Born in C. 1733 in Hajjigowshan, a village near Gonbad-e Qabus in the modern-day province of Golestan, Iran, Magtymguly received his early education in the Persian and Arabic languages from his father, Dowletmammet Azady, a leading Turkmen scholar.
Magtymguly studied in various madrassahs, including Idris Baba Madrassah in the village of Gyzyl Ayak, Sirgazy Madrassah in Khiva and Gogeldas Madrassah in Bukhara.
After returning home, Magtymguly worked as a silversmith, and taught and wrote poetry. He developed a realistic style of writing about 18th-century Turkmen that became very popular and led him to become one of the most cherished Turkmen poets of all time.
Some of his poetry, along with stories collected from Turkmen oral traditions, suggests that he was taken prisoner, most likely in Mashhad, Iran. It is unknown who took him captive but such events were common in 18th-century Iran and the Turkmenistan region.
Magtymguly’s poetry is often personal and takes up universal themes.
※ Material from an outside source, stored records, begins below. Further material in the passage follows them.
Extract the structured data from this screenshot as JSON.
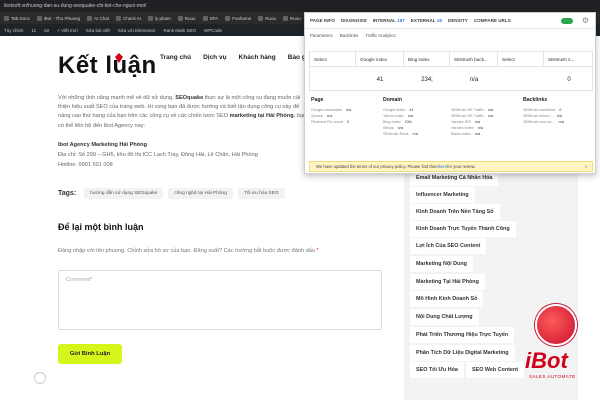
{
  "browser": {
    "url": "ibotsoft.vn/huong-dan-su-dung-seoquake-chi-tiet-cho-nguoi-moi/",
    "bookmarks": [
      "Tab Docs",
      "iBot - Thu Phuong",
      "AI Chat",
      "Check AI",
      "ly pham",
      "Ruou",
      "SPA",
      "Funhome",
      "Ruou",
      "Ruou",
      "Kit V"
    ]
  },
  "wp_admin_bar": {
    "items": [
      "Tùy chỉnh",
      "11",
      "62",
      "+ Viết mới",
      "Sửa bài viết",
      "Sửa với Elementor",
      "Rank Math SEO",
      "WPCode"
    ]
  },
  "site_nav": {
    "links": [
      "Trang chủ",
      "Dịch vụ",
      "Khách hàng",
      "Bảo giá"
    ]
  },
  "article": {
    "heading": "Kết luận",
    "para_1": "Với những tính năng mạnh mẽ về dữ sử dụng, ",
    "para_bold": "SEOquake",
    "para_2": " thực sự là một công cụ đang muốn cải thiện hiệu suất SEO của trang web. Hi vọng bạn đã được hướng và biết tận dụng công cụ này để nâng cao thứ hạng của bạn trên các công cụ về các chiến lược SEO ",
    "para_bold_2": "marketing tại Hải Phòng",
    "para_3": ", bạn có thể liên hệ đến Ibot Agency nay:",
    "company": "Ibot Agency Marketing Hải Phòng",
    "address": "Địa chỉ: Số 299 – GH5, khu đô thị ICC Lạch Tray, Đông Hải, Lê Chân, Hải Phòng",
    "hotline": "Hotline: 0901 501 008"
  },
  "tags": {
    "label": "Tags:",
    "items": [
      "hướng dẫn sử dụng SEOquake",
      "công nghệ tại Hải Phòng",
      "Tối ưu hóa SEO"
    ]
  },
  "comments": {
    "title": "Để lại một bình luận",
    "note": "Đăng nhập với tên phuong. Chỉnh sửa hồ sơ của bạn. Đăng xuất? Các trường bắt buộc được đánh dấu",
    "req": "*",
    "placeholder": "Comment*",
    "submit": "Gửi Bình Luận"
  },
  "sidebar_tags": [
    "Email Marketing Cá Nhân Hóa",
    "Influencer Marketing",
    "Kinh Doanh Trên Nền Tảng Số",
    "Kinh Doanh Trực Tuyến Thành Công",
    "Lợi Ích Của SEO Content",
    "Marketing Nội Dung",
    "Marketing Tại Hải Phòng",
    "Mô Hình Kinh Doanh Số",
    "Nội Dung Chất Lượng",
    "Phát Triển Thương Hiệu Trực Tuyến",
    "Phân Tích Dữ Liệu Digital Marketing",
    "SEO Tối Ưu Hóa",
    "SEO Web Content"
  ],
  "brand": {
    "word": "iBot",
    "tagline": "SALES AUTOMATE",
    "red": "#d0021b"
  },
  "seoquake": {
    "tabs": [
      "PAGE INFO",
      "DIAGNOSIS",
      "INTERNAL",
      "EXTERNAL",
      "DENSITY",
      "COMPARE URLS"
    ],
    "internal_count": "167",
    "external_count": "16",
    "subtabs": [
      "Parameters",
      "Backlinks",
      "Traffic Analytics"
    ],
    "columns": [
      "Select",
      "Google index",
      "Bing index",
      "SEMrush back...",
      "Select",
      "SEMrush s..."
    ],
    "values": [
      "",
      "41",
      "234;",
      "n/a",
      "",
      "0"
    ],
    "sections": [
      "Page",
      "Domain",
      "Backlinks"
    ],
    "page_rows": [
      "Google cachedate",
      "Source",
      "Pinterest Pin count"
    ],
    "page_vals": [
      "n/a",
      "n/a",
      "0"
    ],
    "domain_rows_a": [
      "Google index",
      "Yahoo index",
      "Bing index",
      "Whois",
      "SEMrush Rank"
    ],
    "domain_vals_a": [
      "41",
      "n/a",
      "234;",
      "n/a",
      "n/a"
    ],
    "domain_rows_b": [
      "SEMrush SE Traffic",
      "SEMrush SE Traffic",
      "Yandex IKS",
      "Yandex index",
      "Baidu index"
    ],
    "domain_vals_b": [
      "n/a",
      "n/a",
      "n/a",
      "n/a",
      "n/a"
    ],
    "backlink_rows": [
      "SEMrush backlinks",
      "SEMrush linkdo...",
      "SEMrush root do..."
    ],
    "backlink_vals": [
      "0",
      "n/a",
      "n/a"
    ],
    "banner_1": "We have updated the terms of our privacy policy. Please find them ",
    "banner_link": "here",
    "banner_2": " for your review."
  }
}
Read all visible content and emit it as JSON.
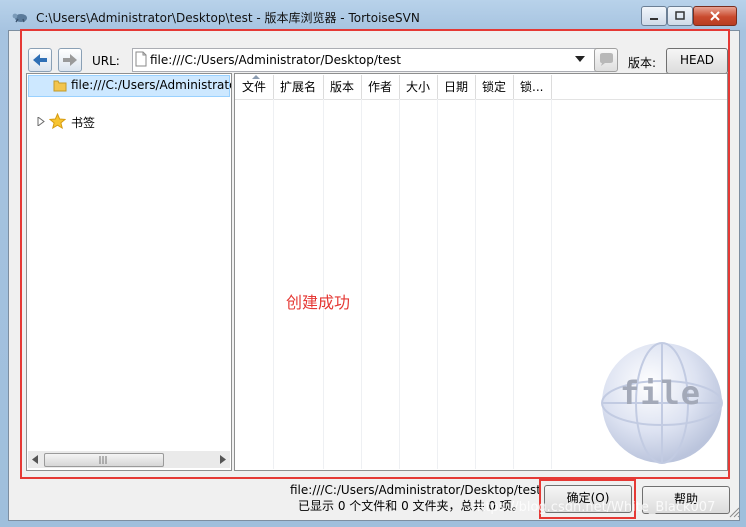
{
  "window": {
    "title": "C:\\Users\\Administrator\\Desktop\\test - 版本库浏览器 - TortoiseSVN"
  },
  "toolbar": {
    "url_label": "URL:",
    "url_value": "file:///C:/Users/Administrator/Desktop/test",
    "version_label": "版本:",
    "version_button": "HEAD"
  },
  "tree": {
    "root_item": "file:///C:/Users/Administrator/",
    "bookmarks_item": "书签"
  },
  "list": {
    "columns": [
      "文件",
      "扩展名",
      "版本",
      "作者",
      "大小",
      "日期",
      "锁定",
      "锁..."
    ]
  },
  "annotation": "创建成功",
  "watermark_logo_text": "file",
  "status": {
    "path": "file:///C:/Users/Administrator/Desktop/test",
    "summary": "已显示 0 个文件和 0 文件夹，总共 0 项。"
  },
  "buttons": {
    "ok": "确定(O)",
    "help": "帮助"
  },
  "watermark": "https://blog.csdn.net/White_Black007",
  "colors": {
    "highlight_red": "#e53935",
    "selection": "#cde8ff"
  }
}
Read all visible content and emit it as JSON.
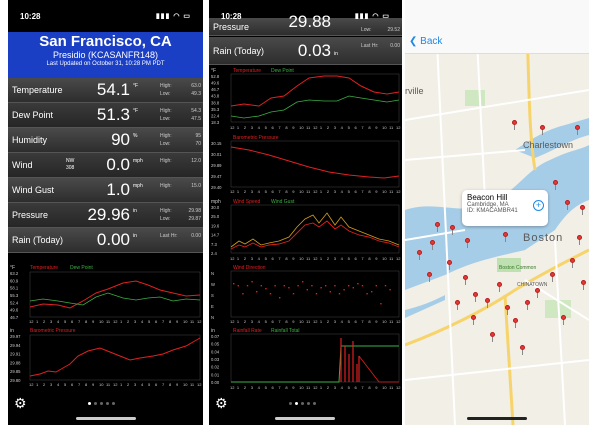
{
  "screen1": {
    "status_time": "10:28",
    "city": "San Francisco, CA",
    "station": "Presidio (KCASANFR148)",
    "updated": "Last Updated on October 31, 10:28 PM PDT",
    "rows": [
      {
        "label": "Temperature",
        "value": "54.1",
        "unit": "°F",
        "hl1": "High:",
        "hl2": "Low:",
        "v1": "63.0",
        "v2": "49.3"
      },
      {
        "label": "Dew Point",
        "value": "51.3",
        "unit": "°F",
        "hl1": "High:",
        "hl2": "Low:",
        "v1": "54.3",
        "v2": "47.5"
      },
      {
        "label": "Humidity",
        "value": "90",
        "unit": "%",
        "hl1": "High:",
        "hl2": "Low:",
        "v1": "95",
        "v2": "70"
      },
      {
        "label": "Wind",
        "sub1": "NW",
        "sub2": "308",
        "value": "0.0",
        "unit": "mph",
        "hl1": "High:",
        "hl2": "",
        "v1": "12.0",
        "v2": ""
      },
      {
        "label": "Wind Gust",
        "value": "1.0",
        "unit": "mph",
        "hl1": "High:",
        "hl2": "",
        "v1": "15.0",
        "v2": ""
      },
      {
        "label": "Pressure",
        "value": "29.96",
        "unit": "in",
        "hl1": "High:",
        "hl2": "Low:",
        "v1": "29.98",
        "v2": "29.87"
      },
      {
        "label": "Rain (Today)",
        "value": "0.00",
        "unit": "in",
        "hl1": "Last Hr:",
        "hl2": "",
        "v1": "0.00",
        "v2": ""
      }
    ],
    "chart1": {
      "unit": "°F",
      "legend": [
        "Temperature",
        "Dew Point"
      ],
      "yticks": [
        "63.2",
        "60.9",
        "58.1",
        "55.3",
        "52.4",
        "49.6",
        "46.7"
      ]
    },
    "chart2": {
      "unit": "in",
      "legend": [
        "Barometric Pressure"
      ],
      "yticks": [
        "29.97",
        "29.94",
        "29.91",
        "29.88",
        "29.85",
        "29.80"
      ]
    }
  },
  "screen2": {
    "status_time": "10:28",
    "top_row": {
      "label": "Pressure",
      "value": "29.88",
      "hl": "Low:",
      "v": "29.52"
    },
    "rain_row": {
      "label": "Rain (Today)",
      "value": "0.03",
      "unit": "in",
      "hl": "Last Hr:",
      "v": "0.00"
    },
    "chart_temp": {
      "unit": "°F",
      "legend": [
        "Temperature",
        "Dew Point"
      ],
      "yticks": [
        "52.8",
        "49.6",
        "46.7",
        "43.8",
        "38.8",
        "35.3",
        "22.4",
        "18.3"
      ]
    },
    "chart_pressure": {
      "unit": "in",
      "legend": [
        "Barometric Pressure"
      ],
      "yticks": [
        "30.15",
        "30.01",
        "29.89",
        "29.47",
        "29.40"
      ]
    },
    "chart_wind": {
      "unit": "mph",
      "legend": [
        "Wind Speed",
        "Wind Gust"
      ],
      "yticks": [
        "30.0",
        "25.0",
        "19.6",
        "14.7",
        "7.3",
        "2.4"
      ]
    },
    "chart_dir": {
      "legend": [
        "Wind Direction"
      ],
      "yticks": [
        "N",
        "W",
        "S",
        "E",
        "N"
      ]
    },
    "chart_rain": {
      "unit": "in",
      "legend": [
        "Rainfall Rate",
        "Rainfall Total"
      ],
      "yticks": [
        "0.07",
        "0.05",
        "0.04",
        "0.03",
        "0.02",
        "0.01",
        "0.00"
      ]
    }
  },
  "xticks": [
    "12",
    "1",
    "2",
    "3",
    "4",
    "5",
    "6",
    "7",
    "8",
    "9",
    "10",
    "11",
    "12",
    "1",
    "2",
    "3",
    "4",
    "5",
    "6",
    "7",
    "8",
    "9",
    "10",
    "11",
    "12"
  ],
  "screen3": {
    "back_label": "Back",
    "callout_title": "Beacon Hill",
    "callout_sub": "Cambridge, MA",
    "callout_id": "ID: KMACAMBR41",
    "labels": [
      "Charlestown",
      "Boston",
      "rville",
      "Boston Common",
      "CHINATOWN"
    ]
  },
  "colors": {
    "header": "#1a3fc4",
    "red": "#e02020",
    "green": "#3cb043",
    "blue": "#1e88e5"
  }
}
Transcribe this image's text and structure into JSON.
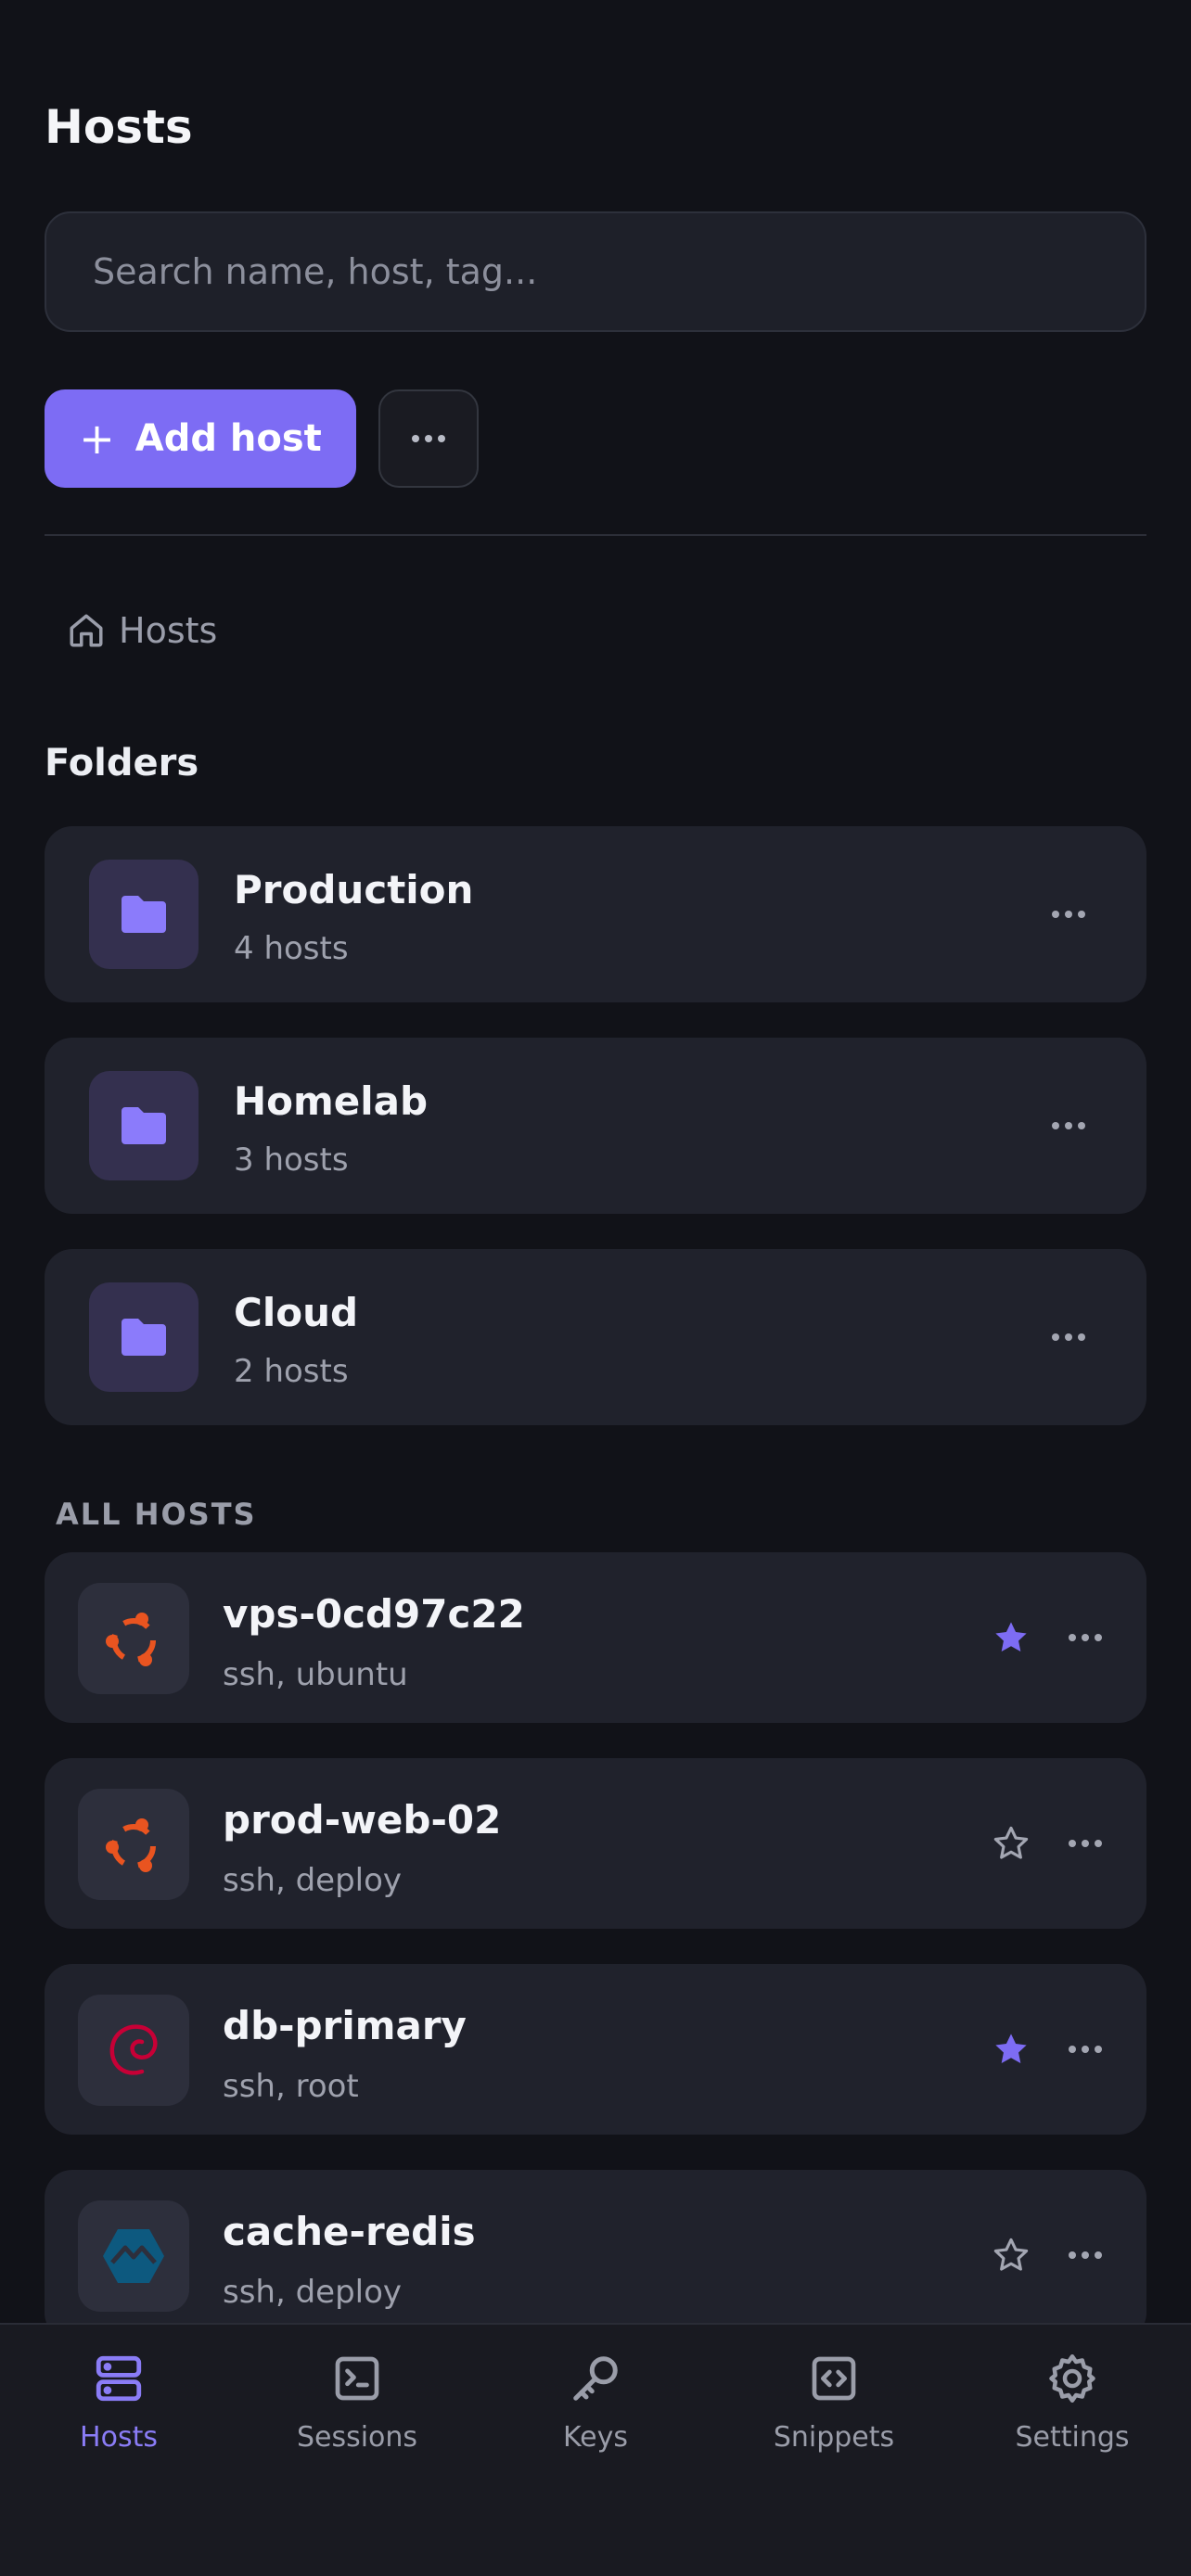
{
  "header": {
    "title": "Hosts"
  },
  "search": {
    "placeholder": "Search name, host, tag..."
  },
  "toolbar": {
    "add_label": "Add host",
    "add_icon": "plus-icon",
    "more_icon": "ellipsis-icon"
  },
  "breadcrumb": {
    "label": "Hosts",
    "icon": "home-icon"
  },
  "folders": {
    "title": "Folders",
    "items": [
      {
        "name": "Production",
        "count": "4 hosts"
      },
      {
        "name": "Homelab",
        "count": "3 hosts"
      },
      {
        "name": "Cloud",
        "count": "2 hosts"
      }
    ]
  },
  "hosts": {
    "title": "ALL HOSTS",
    "items": [
      {
        "name": "vps-0cd97c22",
        "meta": "ssh, ubuntu",
        "os": "ubuntu",
        "favorite": true
      },
      {
        "name": "prod-web-02",
        "meta": "ssh, deploy",
        "os": "ubuntu",
        "favorite": false
      },
      {
        "name": "db-primary",
        "meta": "ssh, root",
        "os": "debian",
        "favorite": true
      },
      {
        "name": "cache-redis",
        "meta": "ssh, deploy",
        "os": "alpine",
        "favorite": false
      }
    ]
  },
  "tabs": [
    {
      "label": "Hosts",
      "icon": "server-icon",
      "active": true
    },
    {
      "label": "Sessions",
      "icon": "terminal-icon",
      "active": false
    },
    {
      "label": "Keys",
      "icon": "key-icon",
      "active": false
    },
    {
      "label": "Snippets",
      "icon": "code-icon",
      "active": false
    },
    {
      "label": "Settings",
      "icon": "gear-icon",
      "active": false
    }
  ],
  "colors": {
    "accent": "#7d6cf4",
    "background": "#111218",
    "card": "#20222c",
    "ubuntu": "#e95420",
    "debian": "#c70036",
    "alpine": "#0d597f"
  }
}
His work includes elegies on the deaths of his father and children, the disappearance of his brothers, incitements to Turkmen unity, tirades against unjust Muslim teachers of religion and khans, praises of Muslim religious figures, and laments over losing his lover to another man.
His mausoleum is located in Aq-Tuqai village in Iran’s Golestan Province.
A 4-meter concrete sculpture of Magtymguly is scheduled to be set up in a major square of Gonbad-e Qabus, in the near future.
source: Tehran Times